Well, this past week was one of polar opposites. Grades 3-8 students were immersed in taking the ISTEP, which is Indiana’s standardized test. The children in K-2 classrooms were celebrating Dr. Seuss’s birthday, which was March 2nd, and is always part of the ‘Read Across America’ initiative complete with Seuss activities galore. See what I mean? The same day in which Indiana kids were either celebrating reading, or plodding through it to place in a certain percentile.
With four of my grandchildren, I was reminding them to go to bed early, get a good breakfast and have that number two pencil, well-sharpened and ready to go. With my other grandchildren, I was hunting up my Dr. Seuss hats, books, t-shirts, and shoes. Why, yes I do have a pair of tennis shoes with the Cat in the Hat picture and Seuss’s name emblazoned on them. Am I rich or what? No Jimmy Choos in this closet, but I am rocking my Seuss shoes. I know you are jealous. But back to the debacle at hand.
As I delved into that ISTEP abyss, I saw the pressure, fear of failure, and stress my sixth graders exhibited. My jovial, loving connection with these kids would soon be replaced by educational alienation. I read directions. I proctor. I write the time on the board. I am a jail warden without the uniform. I feel as though I am betraying them when I am asked a question I cannot answer. The mantra is the same: “I can’t answer that. Just do your best.” And we all know, they can’t do their best without me. I hate every second of standardized testing.
But then my imagination pulled me to the Seuss side. I wondered what it would look like if Dr. Seuss—albeit, any of his characters took a test like ISTEP? Let’s give it a whirl.
Dr. Seuss Takes a Standardized Test
On the second of March in the Jungle of School
Dr Seuss was waiting to begin the I Test Like a Fool;
He had his crayons: purple, orange, and bright blue
But all were replaced with a pencil named Two.
“I am so excited to show what I know
And describe to the Testers all the places I’ll go;
I’ll tell them great jokes and rock this room with laughter-
I’m certain that joy is what they are after.
I’ll show them I’m loving and that I am kind,
And share all my answers to those who fall behind.
I’ll bring out my glitter, my sequins and glue
And show my creativity to the Testers and you!
And if we get scared-from our shirts to our pants-
I’ll lead the class in a brave and bold dance;
We’ll whistle and wiggle and I’ll play the kazoo
The Testers will thrill at the dances we’ll do!”
But the teacher glared at Seuss, and said, “We’ll have none of that-
The I Test Like a Fool is not ‘Cat in the Hat’
It is dark, hard, confusing and strains your brainy
It is serious and stuffy, like cloudy and rainy.
You must not speak, but instead, think and plot
If you are nervous, the Testers care not.
I will read strange directions and stare at the clock

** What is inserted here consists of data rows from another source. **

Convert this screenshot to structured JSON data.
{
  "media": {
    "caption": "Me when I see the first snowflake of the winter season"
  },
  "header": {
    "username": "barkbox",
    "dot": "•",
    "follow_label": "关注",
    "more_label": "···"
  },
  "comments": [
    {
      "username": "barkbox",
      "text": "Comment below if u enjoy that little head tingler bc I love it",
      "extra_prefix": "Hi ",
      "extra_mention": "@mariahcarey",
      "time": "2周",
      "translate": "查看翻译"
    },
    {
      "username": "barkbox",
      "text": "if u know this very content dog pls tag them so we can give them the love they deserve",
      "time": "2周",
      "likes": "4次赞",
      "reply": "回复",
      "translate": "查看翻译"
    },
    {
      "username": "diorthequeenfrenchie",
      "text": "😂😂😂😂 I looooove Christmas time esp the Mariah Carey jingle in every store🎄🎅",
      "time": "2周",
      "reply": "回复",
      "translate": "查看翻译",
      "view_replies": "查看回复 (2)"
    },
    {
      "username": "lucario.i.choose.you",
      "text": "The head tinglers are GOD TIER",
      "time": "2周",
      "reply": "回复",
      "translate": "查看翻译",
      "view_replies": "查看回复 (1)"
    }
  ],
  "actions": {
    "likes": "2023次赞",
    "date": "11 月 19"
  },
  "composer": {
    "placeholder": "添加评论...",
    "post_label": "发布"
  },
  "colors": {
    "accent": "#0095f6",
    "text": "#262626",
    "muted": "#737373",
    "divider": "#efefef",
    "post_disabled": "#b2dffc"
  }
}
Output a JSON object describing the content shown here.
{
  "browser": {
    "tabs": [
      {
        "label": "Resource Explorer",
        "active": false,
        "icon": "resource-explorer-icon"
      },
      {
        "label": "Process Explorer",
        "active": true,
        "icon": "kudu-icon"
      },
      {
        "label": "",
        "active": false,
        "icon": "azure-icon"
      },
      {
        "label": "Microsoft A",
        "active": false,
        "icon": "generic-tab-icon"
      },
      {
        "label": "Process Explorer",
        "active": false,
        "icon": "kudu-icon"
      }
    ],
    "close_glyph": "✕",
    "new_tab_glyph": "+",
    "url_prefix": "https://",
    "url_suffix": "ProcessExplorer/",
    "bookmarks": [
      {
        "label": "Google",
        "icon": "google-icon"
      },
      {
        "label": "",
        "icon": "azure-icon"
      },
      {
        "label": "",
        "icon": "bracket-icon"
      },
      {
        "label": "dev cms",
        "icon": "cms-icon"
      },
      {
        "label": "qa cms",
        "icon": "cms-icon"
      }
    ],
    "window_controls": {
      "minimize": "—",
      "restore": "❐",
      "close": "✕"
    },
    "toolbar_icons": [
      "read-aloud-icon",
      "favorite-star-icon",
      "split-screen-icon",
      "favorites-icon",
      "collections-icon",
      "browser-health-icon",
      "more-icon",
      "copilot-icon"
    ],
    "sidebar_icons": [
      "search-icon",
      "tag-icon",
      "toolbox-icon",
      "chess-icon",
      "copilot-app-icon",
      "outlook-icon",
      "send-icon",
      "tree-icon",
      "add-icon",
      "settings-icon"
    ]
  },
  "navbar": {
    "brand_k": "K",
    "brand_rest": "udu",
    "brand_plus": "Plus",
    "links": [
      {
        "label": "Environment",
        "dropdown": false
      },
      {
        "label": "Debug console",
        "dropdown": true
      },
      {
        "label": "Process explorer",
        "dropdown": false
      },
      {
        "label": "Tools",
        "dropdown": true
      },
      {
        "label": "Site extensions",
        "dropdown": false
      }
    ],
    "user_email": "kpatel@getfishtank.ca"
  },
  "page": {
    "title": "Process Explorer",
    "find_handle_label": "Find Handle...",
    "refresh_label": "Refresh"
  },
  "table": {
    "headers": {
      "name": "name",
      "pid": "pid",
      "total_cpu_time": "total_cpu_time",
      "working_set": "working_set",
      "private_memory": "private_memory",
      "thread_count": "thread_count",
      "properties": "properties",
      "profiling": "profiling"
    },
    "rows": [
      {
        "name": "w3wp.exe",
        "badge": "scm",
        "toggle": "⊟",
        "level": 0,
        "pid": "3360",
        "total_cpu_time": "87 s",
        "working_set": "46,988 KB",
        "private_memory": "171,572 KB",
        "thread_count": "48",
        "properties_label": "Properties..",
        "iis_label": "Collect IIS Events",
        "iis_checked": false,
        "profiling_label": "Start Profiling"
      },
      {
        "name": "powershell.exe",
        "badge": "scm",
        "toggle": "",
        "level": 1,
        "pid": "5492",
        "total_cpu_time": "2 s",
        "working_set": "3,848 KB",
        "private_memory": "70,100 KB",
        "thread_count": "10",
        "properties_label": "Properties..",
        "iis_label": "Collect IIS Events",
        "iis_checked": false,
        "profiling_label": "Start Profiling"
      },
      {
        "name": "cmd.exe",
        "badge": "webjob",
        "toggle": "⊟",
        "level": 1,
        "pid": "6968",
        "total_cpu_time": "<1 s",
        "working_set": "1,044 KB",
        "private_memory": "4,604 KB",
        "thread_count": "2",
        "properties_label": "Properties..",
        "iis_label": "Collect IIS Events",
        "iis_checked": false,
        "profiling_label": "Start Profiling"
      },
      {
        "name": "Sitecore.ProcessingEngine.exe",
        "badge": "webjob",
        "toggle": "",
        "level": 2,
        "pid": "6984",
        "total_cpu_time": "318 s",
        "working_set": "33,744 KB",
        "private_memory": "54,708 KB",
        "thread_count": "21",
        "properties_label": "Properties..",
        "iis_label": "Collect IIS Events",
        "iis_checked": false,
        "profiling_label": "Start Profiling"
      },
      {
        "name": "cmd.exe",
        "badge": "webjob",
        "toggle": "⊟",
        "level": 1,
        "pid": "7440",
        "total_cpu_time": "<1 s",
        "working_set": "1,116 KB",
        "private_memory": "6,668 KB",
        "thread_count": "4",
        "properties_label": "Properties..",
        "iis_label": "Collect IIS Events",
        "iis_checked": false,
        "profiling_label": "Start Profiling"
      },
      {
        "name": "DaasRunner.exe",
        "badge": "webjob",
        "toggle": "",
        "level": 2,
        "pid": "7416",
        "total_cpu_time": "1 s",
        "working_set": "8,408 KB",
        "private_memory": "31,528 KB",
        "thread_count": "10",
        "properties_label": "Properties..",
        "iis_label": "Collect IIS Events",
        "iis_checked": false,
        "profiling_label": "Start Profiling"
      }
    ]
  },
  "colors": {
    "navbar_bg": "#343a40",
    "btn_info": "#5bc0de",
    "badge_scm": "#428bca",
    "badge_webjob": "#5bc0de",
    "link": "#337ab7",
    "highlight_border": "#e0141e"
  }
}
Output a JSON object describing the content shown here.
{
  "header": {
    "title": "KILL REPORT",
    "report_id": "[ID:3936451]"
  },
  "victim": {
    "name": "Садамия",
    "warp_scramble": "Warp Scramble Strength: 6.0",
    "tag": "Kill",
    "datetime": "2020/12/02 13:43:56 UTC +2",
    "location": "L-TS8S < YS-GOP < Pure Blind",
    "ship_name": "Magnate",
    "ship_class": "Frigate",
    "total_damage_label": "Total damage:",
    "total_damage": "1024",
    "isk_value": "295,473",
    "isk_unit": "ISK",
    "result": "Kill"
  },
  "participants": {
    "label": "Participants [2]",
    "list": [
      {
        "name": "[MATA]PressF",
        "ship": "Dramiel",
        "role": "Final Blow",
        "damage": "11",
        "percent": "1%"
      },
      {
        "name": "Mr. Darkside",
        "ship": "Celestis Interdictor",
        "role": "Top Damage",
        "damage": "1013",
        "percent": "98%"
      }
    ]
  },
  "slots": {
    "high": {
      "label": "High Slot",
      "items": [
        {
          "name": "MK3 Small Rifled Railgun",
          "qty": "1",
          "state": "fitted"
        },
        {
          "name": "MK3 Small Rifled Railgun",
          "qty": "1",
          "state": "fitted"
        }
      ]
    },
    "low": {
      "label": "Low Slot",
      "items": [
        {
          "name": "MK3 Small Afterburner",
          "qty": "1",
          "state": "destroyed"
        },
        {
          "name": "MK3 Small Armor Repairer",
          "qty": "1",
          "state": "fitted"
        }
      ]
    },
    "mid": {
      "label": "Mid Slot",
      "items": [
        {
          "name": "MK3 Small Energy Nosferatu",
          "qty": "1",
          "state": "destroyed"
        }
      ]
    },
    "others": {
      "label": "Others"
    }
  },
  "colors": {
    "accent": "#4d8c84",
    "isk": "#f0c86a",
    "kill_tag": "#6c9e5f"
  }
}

I will wring my hands and pace like a fox.
Some will do well, and others will plummet
To the depths of percentiles ’cause you simply can’t ‘sum’ it;
The story you write must fit on these lines
Even though the best parts are still in your minds.
Now I am your teacher and I know you ‘by heart’
I marvel at your compassion and know you are smart;
And if you don’t pass, don’t think you are dull
Because these numbers don’t measure the whole YOU at all.
I know you may struggle, but when I look in your eyes
I do not see failure, but instead I see ‘tries’
So do not think you’re worthless if you botch up this test
You will do just fine because you are the best!”
Well, my apologies to the great Theodor Geisel who penned books with fun and nonsense so kids would cuddle up to their grown-ups and plead, “Read it to me again!” And in the process these little ones’ minds were mastering receptive language and unraveling this ominous process called literacy. I have taught reading for thirty-six years, and I am amazed any of us can do it—and in thousands of languages! Our brain is so amazing! And so much more fun when wearing a Dr. Seuss hat.
If Horton Hears a Who, it probably will be me. “A person’s a person’s no matter how small”– but ‘Do Not Pass’ a standardized test and that’s not true at all. Tomorrow is a new day. Time to put the Grinch to bed and look forward to all of the ‘creachas’ coming into my classroom eager to use their glue, glitter, and goofy selves to rock my world.
You Testers don’t know what you’re missing.